In summary, for those of you who missed it, my wife contacted me on my mobile while I was out shopping and told me the screen on my 13" HP Elitebook was broken — she had adjusted the screen while using it in bed, and through some combination of pressure or torsion due to a slipped thumb, the substrate underneath the glass ruptured and the LCD was damaged. We contacted HP technical support, sent them a digital photograph of the broken screen, and the tech in India made the call to have us send it in as it was deemed to be a warranty repair and it would be no problem.

Click on the “Read the rest of this entry” link below for more.

A week or so later, I got a voicemail from HP’s national Service Center that the broken screen was considered to be “Accidental Damage” and thus, not covered under warranty. I had the option of having the PC returned to me at my cost, $89.00, unrepaired, or I would have to pay $440.00 to have the screen replaced.

Suffice to say, this made me angry. VERY angry. I really don’t like surprises like that, especially when a vendor backs off on its word to commit to repairing it at their cost and then decides to hold my laptop hostage. So I tore them a new one.

Predictably, I got quite a few emails from HP over the next 24 hours asking me what they could do to rectify the situation. I asked them to honor their initial commitment to repairing the laptop under warranty, which they were happy to do. In fact, they replaced the entire computer with a slightly different and better model of the same series, since they didn’t have the replacement part in stock.

First, I would like to commend HP for owning up to their mistake, and correcting my own personal customer satisfaction issue. But there are a bunch of larger issues that I think need to be addressed. One is that people need to be aware of what they are getting into when they purchase an expensive laptop computer, and the other is clearly an issue of followup and communication that the vendors themselves need to improve, and I’m not just picking on HP here.

Over the course of this experience I got to talking with a bunch of people familiar with HP and the support policies of competing vendors — and the answer was pretty much the same, no matter who I talked to on the subject — they all like to classify broken screens as accidental damage and outside the realm of warranty repair, whether it was due to routine use and wear and tear, excessive/careless treatment or simply, well, an accident.

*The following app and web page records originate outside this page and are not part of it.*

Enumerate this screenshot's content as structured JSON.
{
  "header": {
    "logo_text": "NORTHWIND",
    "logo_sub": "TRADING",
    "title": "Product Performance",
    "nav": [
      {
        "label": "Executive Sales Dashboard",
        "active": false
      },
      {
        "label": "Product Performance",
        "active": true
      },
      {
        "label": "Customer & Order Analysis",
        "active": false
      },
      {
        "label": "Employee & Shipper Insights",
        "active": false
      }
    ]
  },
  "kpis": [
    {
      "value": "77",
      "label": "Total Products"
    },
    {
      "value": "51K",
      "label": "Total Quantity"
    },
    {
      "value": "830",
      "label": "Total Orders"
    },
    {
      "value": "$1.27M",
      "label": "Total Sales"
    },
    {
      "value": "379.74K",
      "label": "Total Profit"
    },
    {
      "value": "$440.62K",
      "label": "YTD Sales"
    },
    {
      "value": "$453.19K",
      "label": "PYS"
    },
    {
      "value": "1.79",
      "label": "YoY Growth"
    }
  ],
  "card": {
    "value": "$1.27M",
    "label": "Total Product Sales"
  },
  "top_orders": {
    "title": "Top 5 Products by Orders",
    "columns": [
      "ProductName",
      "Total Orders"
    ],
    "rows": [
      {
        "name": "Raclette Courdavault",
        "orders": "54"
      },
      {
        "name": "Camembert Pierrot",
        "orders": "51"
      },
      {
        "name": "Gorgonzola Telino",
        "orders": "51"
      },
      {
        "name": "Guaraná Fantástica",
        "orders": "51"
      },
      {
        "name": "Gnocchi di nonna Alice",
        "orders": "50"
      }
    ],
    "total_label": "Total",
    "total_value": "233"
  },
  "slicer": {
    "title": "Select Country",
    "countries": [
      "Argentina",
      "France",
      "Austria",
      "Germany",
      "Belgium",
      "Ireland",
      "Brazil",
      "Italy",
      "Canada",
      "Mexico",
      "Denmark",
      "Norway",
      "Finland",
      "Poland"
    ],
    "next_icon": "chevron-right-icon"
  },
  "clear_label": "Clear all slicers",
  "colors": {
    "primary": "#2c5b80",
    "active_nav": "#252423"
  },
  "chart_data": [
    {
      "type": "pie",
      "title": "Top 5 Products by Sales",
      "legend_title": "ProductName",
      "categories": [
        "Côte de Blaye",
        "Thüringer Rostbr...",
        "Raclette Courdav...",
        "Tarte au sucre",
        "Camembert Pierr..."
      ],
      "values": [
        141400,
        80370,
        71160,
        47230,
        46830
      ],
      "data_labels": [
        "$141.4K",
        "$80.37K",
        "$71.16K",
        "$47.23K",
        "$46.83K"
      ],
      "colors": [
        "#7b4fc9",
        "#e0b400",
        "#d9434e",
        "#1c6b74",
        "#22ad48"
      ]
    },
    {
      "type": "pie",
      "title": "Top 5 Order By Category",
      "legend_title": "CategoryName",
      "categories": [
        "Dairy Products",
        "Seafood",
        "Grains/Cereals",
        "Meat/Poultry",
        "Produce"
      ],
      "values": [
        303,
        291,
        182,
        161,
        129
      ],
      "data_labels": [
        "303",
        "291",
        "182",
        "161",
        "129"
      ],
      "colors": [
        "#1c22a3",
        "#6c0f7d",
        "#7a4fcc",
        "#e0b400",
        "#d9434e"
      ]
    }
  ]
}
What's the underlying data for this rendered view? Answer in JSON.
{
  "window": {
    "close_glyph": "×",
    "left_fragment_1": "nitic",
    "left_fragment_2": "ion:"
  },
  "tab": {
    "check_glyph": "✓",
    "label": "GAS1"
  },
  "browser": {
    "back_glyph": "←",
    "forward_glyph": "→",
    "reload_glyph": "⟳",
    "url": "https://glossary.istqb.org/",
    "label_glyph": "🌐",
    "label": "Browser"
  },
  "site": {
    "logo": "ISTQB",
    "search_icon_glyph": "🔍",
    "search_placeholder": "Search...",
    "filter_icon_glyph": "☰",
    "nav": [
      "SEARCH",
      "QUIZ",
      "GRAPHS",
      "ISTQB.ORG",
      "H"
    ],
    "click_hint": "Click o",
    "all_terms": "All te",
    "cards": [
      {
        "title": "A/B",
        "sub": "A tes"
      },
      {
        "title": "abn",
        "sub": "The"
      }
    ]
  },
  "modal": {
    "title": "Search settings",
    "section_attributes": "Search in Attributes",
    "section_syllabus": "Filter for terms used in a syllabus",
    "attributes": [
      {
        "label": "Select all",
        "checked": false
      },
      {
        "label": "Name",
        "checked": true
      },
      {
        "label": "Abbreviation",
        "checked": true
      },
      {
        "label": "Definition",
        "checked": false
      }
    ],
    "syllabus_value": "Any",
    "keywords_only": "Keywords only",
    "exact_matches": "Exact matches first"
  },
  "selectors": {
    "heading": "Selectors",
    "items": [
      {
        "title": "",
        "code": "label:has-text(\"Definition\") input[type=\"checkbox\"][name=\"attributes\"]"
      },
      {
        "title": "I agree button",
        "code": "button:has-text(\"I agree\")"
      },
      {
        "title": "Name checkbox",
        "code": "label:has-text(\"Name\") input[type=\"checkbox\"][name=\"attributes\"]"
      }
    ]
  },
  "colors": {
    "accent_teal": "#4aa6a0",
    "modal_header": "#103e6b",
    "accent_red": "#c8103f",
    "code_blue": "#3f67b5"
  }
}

A reader who shall remain nameless was a former HP service contractor contacted me and let me know that denying regular warranty coverage is a routine practice now: